Out of the 100 billion stars in our galaxy, 20 billion have planets that could potentially sustain life.
Aliens. They may be more likely than you think.
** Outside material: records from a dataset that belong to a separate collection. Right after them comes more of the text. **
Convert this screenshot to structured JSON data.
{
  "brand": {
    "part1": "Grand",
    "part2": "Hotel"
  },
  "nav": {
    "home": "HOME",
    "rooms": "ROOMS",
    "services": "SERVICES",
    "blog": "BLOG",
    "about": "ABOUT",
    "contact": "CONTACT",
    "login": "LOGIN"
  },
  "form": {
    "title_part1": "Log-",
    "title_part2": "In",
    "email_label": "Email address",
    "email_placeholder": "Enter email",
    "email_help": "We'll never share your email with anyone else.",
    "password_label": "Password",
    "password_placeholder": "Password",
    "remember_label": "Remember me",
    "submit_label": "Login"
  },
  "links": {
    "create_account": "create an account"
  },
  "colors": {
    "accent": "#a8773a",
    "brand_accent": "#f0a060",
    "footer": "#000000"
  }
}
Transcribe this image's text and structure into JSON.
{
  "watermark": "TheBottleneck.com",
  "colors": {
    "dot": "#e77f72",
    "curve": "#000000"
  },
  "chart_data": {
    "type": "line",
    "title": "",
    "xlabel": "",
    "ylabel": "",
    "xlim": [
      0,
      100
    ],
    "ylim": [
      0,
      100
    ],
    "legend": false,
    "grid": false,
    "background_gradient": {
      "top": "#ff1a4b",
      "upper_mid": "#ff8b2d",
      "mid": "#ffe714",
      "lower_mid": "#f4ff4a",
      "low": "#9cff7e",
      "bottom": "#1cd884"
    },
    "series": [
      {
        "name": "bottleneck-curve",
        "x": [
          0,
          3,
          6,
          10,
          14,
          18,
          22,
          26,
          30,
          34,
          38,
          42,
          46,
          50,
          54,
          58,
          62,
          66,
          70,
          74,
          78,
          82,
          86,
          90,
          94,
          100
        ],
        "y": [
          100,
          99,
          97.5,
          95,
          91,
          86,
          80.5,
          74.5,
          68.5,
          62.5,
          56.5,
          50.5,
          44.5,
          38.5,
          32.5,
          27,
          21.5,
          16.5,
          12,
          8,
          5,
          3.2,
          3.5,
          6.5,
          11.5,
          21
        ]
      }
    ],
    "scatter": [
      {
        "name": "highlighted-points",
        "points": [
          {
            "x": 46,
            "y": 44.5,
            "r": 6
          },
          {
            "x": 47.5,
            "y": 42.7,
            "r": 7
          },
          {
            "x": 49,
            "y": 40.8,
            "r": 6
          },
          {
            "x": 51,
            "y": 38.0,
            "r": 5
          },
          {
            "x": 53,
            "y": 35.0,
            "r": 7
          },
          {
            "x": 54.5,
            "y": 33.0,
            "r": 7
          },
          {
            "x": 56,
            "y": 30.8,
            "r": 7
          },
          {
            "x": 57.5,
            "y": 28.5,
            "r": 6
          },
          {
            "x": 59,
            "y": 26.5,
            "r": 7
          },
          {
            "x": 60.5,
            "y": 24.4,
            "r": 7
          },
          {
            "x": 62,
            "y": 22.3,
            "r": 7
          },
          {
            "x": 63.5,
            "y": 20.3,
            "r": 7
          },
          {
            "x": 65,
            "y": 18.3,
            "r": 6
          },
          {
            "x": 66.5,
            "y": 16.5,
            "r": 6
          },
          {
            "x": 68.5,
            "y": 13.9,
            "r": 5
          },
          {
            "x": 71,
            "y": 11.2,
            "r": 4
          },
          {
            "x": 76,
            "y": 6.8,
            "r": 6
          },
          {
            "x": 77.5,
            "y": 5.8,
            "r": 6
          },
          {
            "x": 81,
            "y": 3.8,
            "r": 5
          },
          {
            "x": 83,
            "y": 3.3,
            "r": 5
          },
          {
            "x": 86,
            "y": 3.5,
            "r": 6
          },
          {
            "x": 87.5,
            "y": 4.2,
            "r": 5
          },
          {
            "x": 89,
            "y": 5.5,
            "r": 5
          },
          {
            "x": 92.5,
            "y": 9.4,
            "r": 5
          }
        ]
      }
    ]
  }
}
We all sort of hoped that they might be "out there" somewhere in the galaxy, and now NASA astronomers have estimated that as many as 20 billion of the 100 billion stars in our galaxy have planets that could potentially sustain life.
Using data from NASA's Kepler space telescope they argue that one in five stars like the Sun hosts an Earth-sized world located in the "habitable zone". The "habitable zone" describes the region around a star where temperatures allow for water to stay liquid at the surface, and we all know that water is the key building block of life.
"What this means is, when you look up at the thousands of stars in the night sky, the nearest Sun-like star with an Earth-size planet in its habitable zone is probably only 12 light years away and can be seen with the naked eye," said the co-author of the study, Erik Petigura, from the University of California, Berkeley.
While this is some pretty amazing news, other team members cautioned that just because planets exist in the habitable zone, does not mean that they are automatically hospitable to life. "Some may have thick atmospheres, making it so hot at the surface that DNA-like molecules would not survive," said another author, Geoff Marcy.
Researchers came to this conclusion by first gathering data by combing through some 42,000 stars to find habitable planets, and then extrapolating the data to apply to the entire Milky Way galaxy.